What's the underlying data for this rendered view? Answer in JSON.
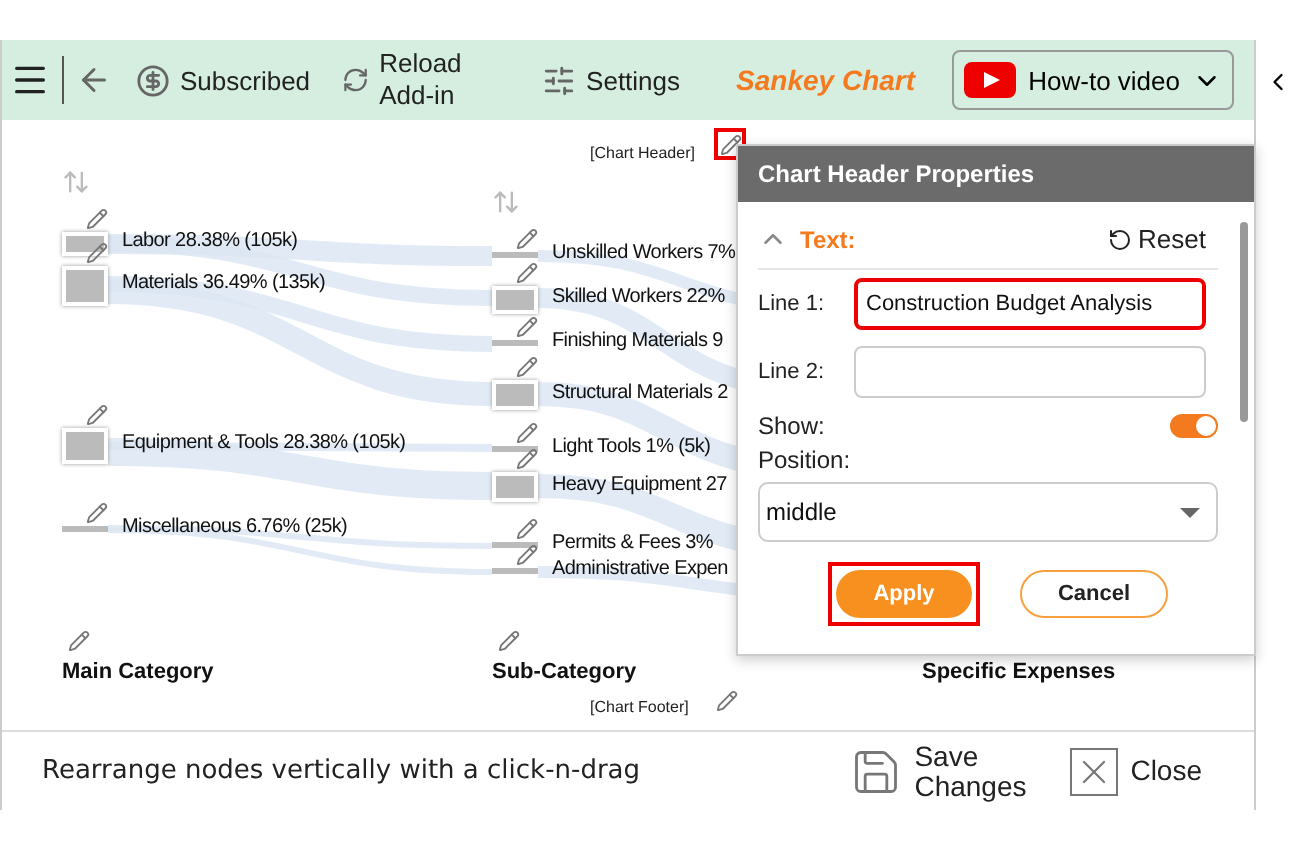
{
  "toolbar": {
    "subscribed": "Subscribed",
    "reload": "Reload Add-in",
    "settings": "Settings",
    "title": "Sankey Chart",
    "video_button": "How-to video"
  },
  "chart": {
    "header": "[Chart Header]",
    "header_edit_highlight": true,
    "footer": "[Chart Footer]",
    "columns": [
      {
        "title": "Main Category",
        "nodes": [
          {
            "label": "Labor 28.38% (105k)",
            "kind": "block"
          },
          {
            "label": "Materials 36.49% (135k)",
            "kind": "block"
          },
          {
            "label": "Equipment & Tools 28.38% (105k)",
            "kind": "block"
          },
          {
            "label": "Miscellaneous 6.76% (25k)",
            "kind": "thin"
          }
        ]
      },
      {
        "title": "Sub-Category",
        "nodes": [
          {
            "label": "Unskilled Workers 7%",
            "kind": "thin"
          },
          {
            "label": "Skilled Workers 22%",
            "kind": "block"
          },
          {
            "label": "Finishing Materials 9",
            "kind": "thin"
          },
          {
            "label": "Structural Materials 2",
            "kind": "block"
          },
          {
            "label": "Light Tools 1% (5k)",
            "kind": "thin"
          },
          {
            "label": "Heavy Equipment 27",
            "kind": "block"
          },
          {
            "label": "Permits & Fees 3%",
            "kind": "thin"
          },
          {
            "label": "Administrative Expen",
            "kind": "thin"
          }
        ]
      },
      {
        "title": "Specific Expenses"
      }
    ]
  },
  "popup": {
    "title": "Chart Header Properties",
    "section": "Text:",
    "expanded": true,
    "reset": "Reset",
    "line1": {
      "label": "Line 1:",
      "value": "Construction Budget Analysis",
      "highlight": true
    },
    "line2": {
      "label": "Line 2:"
    },
    "show": {
      "label": "Show:",
      "on": true
    },
    "position": {
      "label": "Position:",
      "value": "middle"
    },
    "apply": {
      "label": "Apply",
      "highlight": true
    },
    "cancel": "Cancel"
  },
  "status": {
    "hint": "Rearrange nodes vertically with a click-n-drag",
    "save": "Save Changes",
    "close": "Close"
  }
}
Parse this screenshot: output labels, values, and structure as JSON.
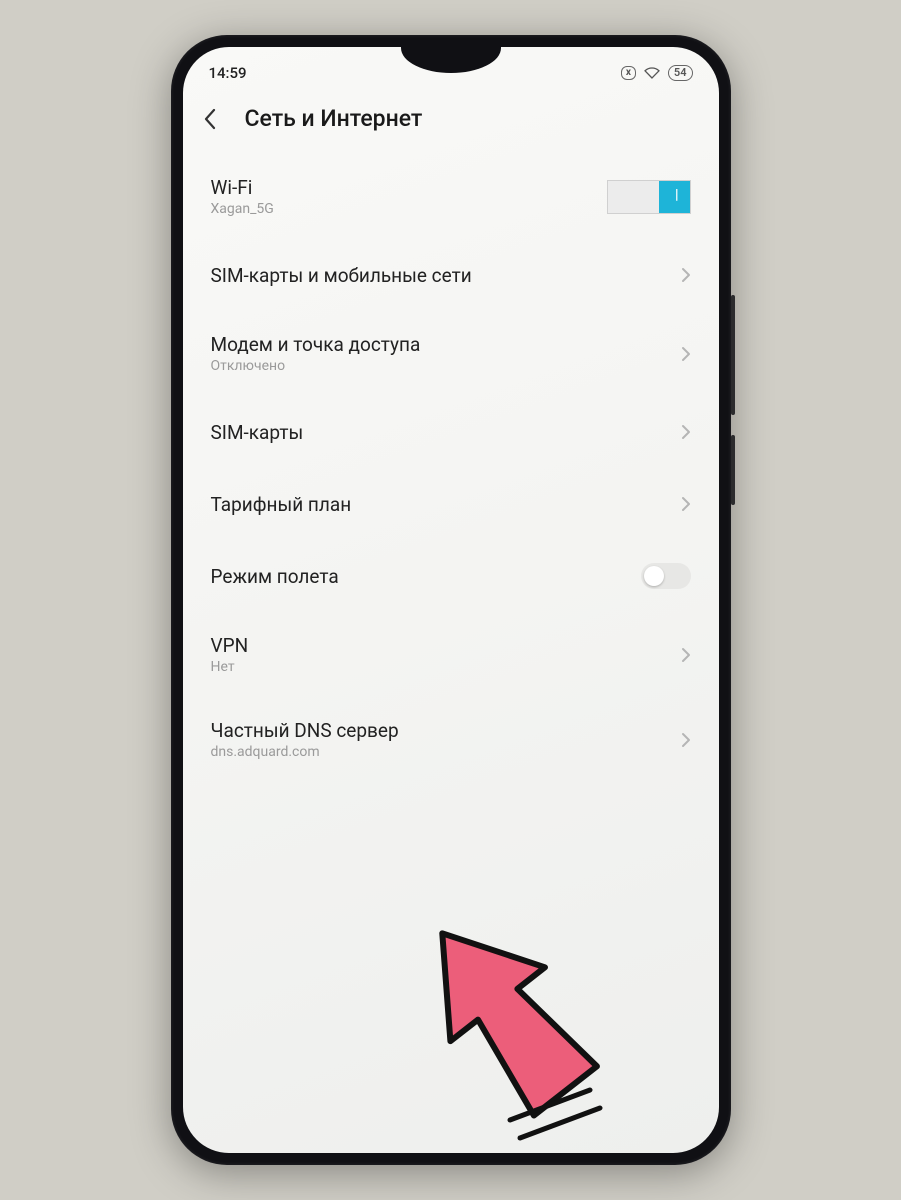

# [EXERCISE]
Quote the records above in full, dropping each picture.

# [PROBLEM SOLUTION]
What's the underlying data for this rendered view? Answer in JSON.
{
  "toolbar": {
    "subscribed": "Subscribed",
    "reload": "Reload Add-in",
    "settings": "Settings",
    "title": "Sankey Chart",
    "video_button": "How-to video"
  },
  "chart": {
    "header": "[Chart Header]",
    "header_edit_highlight": true,
    "footer": "[Chart Footer]",
    "columns": [
      {
        "title": "Main Category",
        "nodes": [
          {
            "label": "Labor 28.38% (105k)",
            "kind": "block"
          },
          {
            "label": "Materials 36.49% (135k)",
            "kind": "block"
          },
          {
            "label": "Equipment & Tools 28.38% (105k)",
            "kind": "block"
          },
          {
            "label": "Miscellaneous 6.76% (25k)",
            "kind": "thin"
          }
        ]
      },
      {
        "title": "Sub-Category",
        "nodes": [
          {
            "label": "Unskilled Workers 7%",
            "kind": "thin"
          },
          {
            "label": "Skilled Workers 22%",
            "kind": "block"
          },
          {
            "label": "Finishing Materials 9",
            "kind": "thin"
          },
          {
            "label": "Structural Materials 2",
            "kind": "block"
          },
          {
            "label": "Light Tools 1% (5k)",
            "kind": "thin"
          },
          {
            "label": "Heavy Equipment 27",
            "kind": "block"
          },
          {
            "label": "Permits & Fees 3%",
            "kind": "thin"
          },
          {
            "label": "Administrative Expen",
            "kind": "thin"
          }
        ]
      },
      {
        "title": "Specific Expenses"
      }
    ]
  },
  "popup": {
    "title": "Chart Header Properties",
    "section": "Text:",
    "expanded": true,
    "reset": "Reset",
    "line1": {
      "label": "Line 1:",
      "value": "Construction Budget Analysis",
      "highlight": true
    },
    "line2": {
      "label": "Line 2:"
    },
    "show": {
      "label": "Show:",
      "on": true
    },
    "position": {
      "label": "Position:",
      "value": "middle"
    },
    "apply": {
      "label": "Apply",
      "highlight": true
    },
    "cancel": "Cancel"
  },
  "status": {
    "hint": "Rearrange nodes vertically with a click-n-drag",
    "save": "Save Changes",
    "close": "Close"
  }
}
Parse this screenshot: output labels, values, and structure as JSON.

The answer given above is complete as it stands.